Despite the book's (surely ironically meant) subtitle, Irving sees no redeeming features in the man who had the temerity to defeat Adolf Hitler.

Churchill's funniest jokes are dismissed as "jibes". The imperative need to meet President Roosevelt in early 1942 to co-ordinate a post-Pearl Harbor global military strategy against Germany and Japan is explained in terms of the Prime Minister's "desire to hobnob at the highest levels". He is accused of winning the war "in spite of himself". Yet whenever the evidence for Irving's claims is minutely examined by someone who has also visited the same archives and handled the same original documents, it utterly fails to justify the ludicrous claims he makes.

The selective quotation is legion. When Irving claims ChurchiIl wished to "eliminate" de Gaulle what Churchill in fact recommended to his Cabinet colleagues was that they should consider whether they should "eliminate de Gaulle as a political force and face Parliament and France upon the issue".


click to enlarge



From PRO file CAB.120/599, a newly released file of Chiefs of Staff correspondence

DID Churchill want Rome bombed flat or not? One of the facsimile documents from Churchill's War, vol. iii, from a file of which young Mr Roberts is evidently unaware

Irving's entire Pearl Harbor theory rests upon an obvious misreading of the diary of the permanent under-secretary at the Foreign Office, Sir Alec Cadogan.

If Mr Irving really has, as his publisher's blurb suggests, spent 27 years researching and writing this book, then he has wasted half a lifetime. For in its long series of silly, snide, unproven innuendoes he has ultimately produced only a rather pathetic piece of work. Instead of trying to rebuild his historical reputation which was so damaged by his defeat in the Irving v Lipstadt and Penguin Books libel trial last year, he has written something that will only convince the most extreme Right-wing conspiracy theorists.

When Irving writes that Churchill was of "partly Jewish blood, although safely diluted", he is simply being repulsive. When he claims that Churchill "was ambivalent about why he was really fighting this ruinous war", he is deliberately ignoring the evidence of dozens of the finest speeches ever delivered in the English tongue, which explained to Britain and the world between 1939 and 1945 in utterly uncompromising language precisely why Nazism had to be extirpated for human civilization to survive and prosper.
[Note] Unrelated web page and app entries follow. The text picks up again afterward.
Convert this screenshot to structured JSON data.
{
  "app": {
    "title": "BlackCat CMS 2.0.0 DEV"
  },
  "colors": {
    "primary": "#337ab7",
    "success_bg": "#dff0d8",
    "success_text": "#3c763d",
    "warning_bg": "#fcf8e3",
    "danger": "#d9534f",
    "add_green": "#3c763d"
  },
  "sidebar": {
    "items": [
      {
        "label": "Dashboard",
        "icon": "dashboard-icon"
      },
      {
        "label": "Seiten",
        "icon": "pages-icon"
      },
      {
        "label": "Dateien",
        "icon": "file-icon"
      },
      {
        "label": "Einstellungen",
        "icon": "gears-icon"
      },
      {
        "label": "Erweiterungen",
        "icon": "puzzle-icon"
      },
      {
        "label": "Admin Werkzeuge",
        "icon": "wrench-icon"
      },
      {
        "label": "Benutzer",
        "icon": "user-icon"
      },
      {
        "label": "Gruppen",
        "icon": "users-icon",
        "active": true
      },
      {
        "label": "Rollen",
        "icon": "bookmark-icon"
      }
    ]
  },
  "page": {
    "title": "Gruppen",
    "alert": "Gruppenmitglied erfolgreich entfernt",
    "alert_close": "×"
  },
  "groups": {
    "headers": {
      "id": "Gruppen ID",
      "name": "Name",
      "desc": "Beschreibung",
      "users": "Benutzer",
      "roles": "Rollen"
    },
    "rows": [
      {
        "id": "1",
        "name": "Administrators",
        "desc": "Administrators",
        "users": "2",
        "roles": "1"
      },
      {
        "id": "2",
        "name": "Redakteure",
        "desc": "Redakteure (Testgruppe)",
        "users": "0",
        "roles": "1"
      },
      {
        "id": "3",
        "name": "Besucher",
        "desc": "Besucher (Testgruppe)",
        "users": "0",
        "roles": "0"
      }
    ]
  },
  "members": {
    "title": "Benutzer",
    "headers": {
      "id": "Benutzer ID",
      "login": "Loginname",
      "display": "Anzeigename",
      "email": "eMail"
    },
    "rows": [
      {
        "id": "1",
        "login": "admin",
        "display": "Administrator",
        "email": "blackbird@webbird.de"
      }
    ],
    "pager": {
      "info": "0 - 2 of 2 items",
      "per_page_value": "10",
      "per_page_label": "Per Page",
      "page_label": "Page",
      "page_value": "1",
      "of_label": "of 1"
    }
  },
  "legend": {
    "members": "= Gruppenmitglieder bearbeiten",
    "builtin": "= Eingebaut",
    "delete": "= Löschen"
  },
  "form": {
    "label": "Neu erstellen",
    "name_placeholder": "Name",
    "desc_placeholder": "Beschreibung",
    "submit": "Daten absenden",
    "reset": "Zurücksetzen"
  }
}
When he writes that the Duke of Windsor was forced to leave Portugal in August 1940 at British "pistol point" Irving is simply writing rubbish.

Irving's profession of "shock" that Churchill turned a blind eye to his daughter-in-law Pamela Harriman's affairs is based on a failure to appreciate the mores of Churchill's class and time. Churchill's supposed desire "to see Rome in flames" is utterly disproved by his message to Roosevelt that "we ought to instruct our pilots to observe all possible care in order to avoid hitting any of the Pope's buildings in the city of Rome".
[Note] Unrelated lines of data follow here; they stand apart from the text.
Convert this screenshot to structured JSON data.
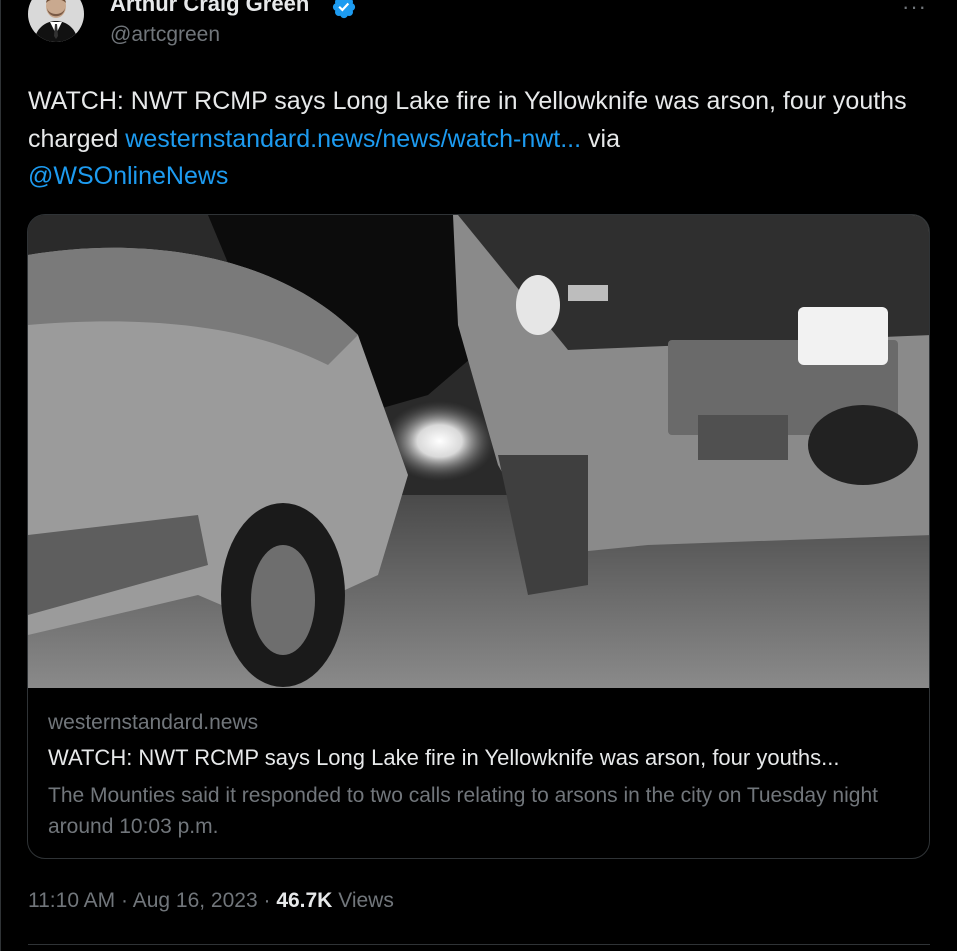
{
  "author": {
    "name": "Arthur Craig Green",
    "handle": "@artcgreen",
    "verified": true
  },
  "tweet": {
    "text_before_link": "WATCH: NWT RCMP says Long Lake fire in Yellowknife was arson, four youths charged ",
    "link_text": "westernstandard.news/news/watch-nwt...",
    "text_after_link": " via ",
    "mention": "@WSOnlineNews"
  },
  "card": {
    "domain": "westernstandard.news",
    "title": "WATCH: NWT RCMP says Long Lake fire in Yellowknife was arson, four youths...",
    "description": "The Mounties said it responded to two calls relating to arsons in the city on Tuesday night around 10:03 p.m."
  },
  "meta": {
    "time": "11:10 AM",
    "separator": " · ",
    "date": "Aug 16, 2023",
    "views_count": "46.7K",
    "views_label": " Views"
  },
  "colors": {
    "background": "#000000",
    "text": "#e7e9ea",
    "muted": "#71767b",
    "link": "#1d9bf0",
    "border": "#2f3336"
  },
  "icons": {
    "verified": "verified-badge-icon",
    "more": "more-horizontal-icon"
  }
}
This is the way the history of the Second World War would have been written if the wrong side had won.

If you have £20 to spend on a book on Churchill, buy Geoffrey Best's excellent work Churchill: A Study in Greatness, (reviewed on the facing page), not this tendentious collection of ostensibly politically motivated slurs on the memory of the man who preserved the right of freedom of speech in this country. It is a right that has never been more abused than by David Irving.

• Andrew Roberts is the author of Salisbury (Phoenix Press. £12.99).

© Evening Standard newspapers 2001
We know that thousands of Internet readers have already downloaded the book free on the Internet. Do you agree with young Andrew Roberts? Or disagree? Let the newspaper know. Remember, long letters don't get selected for publication. And they need your full name and address and daytime phone number.


© Focal Point 2001  e-mail:  write to David Irving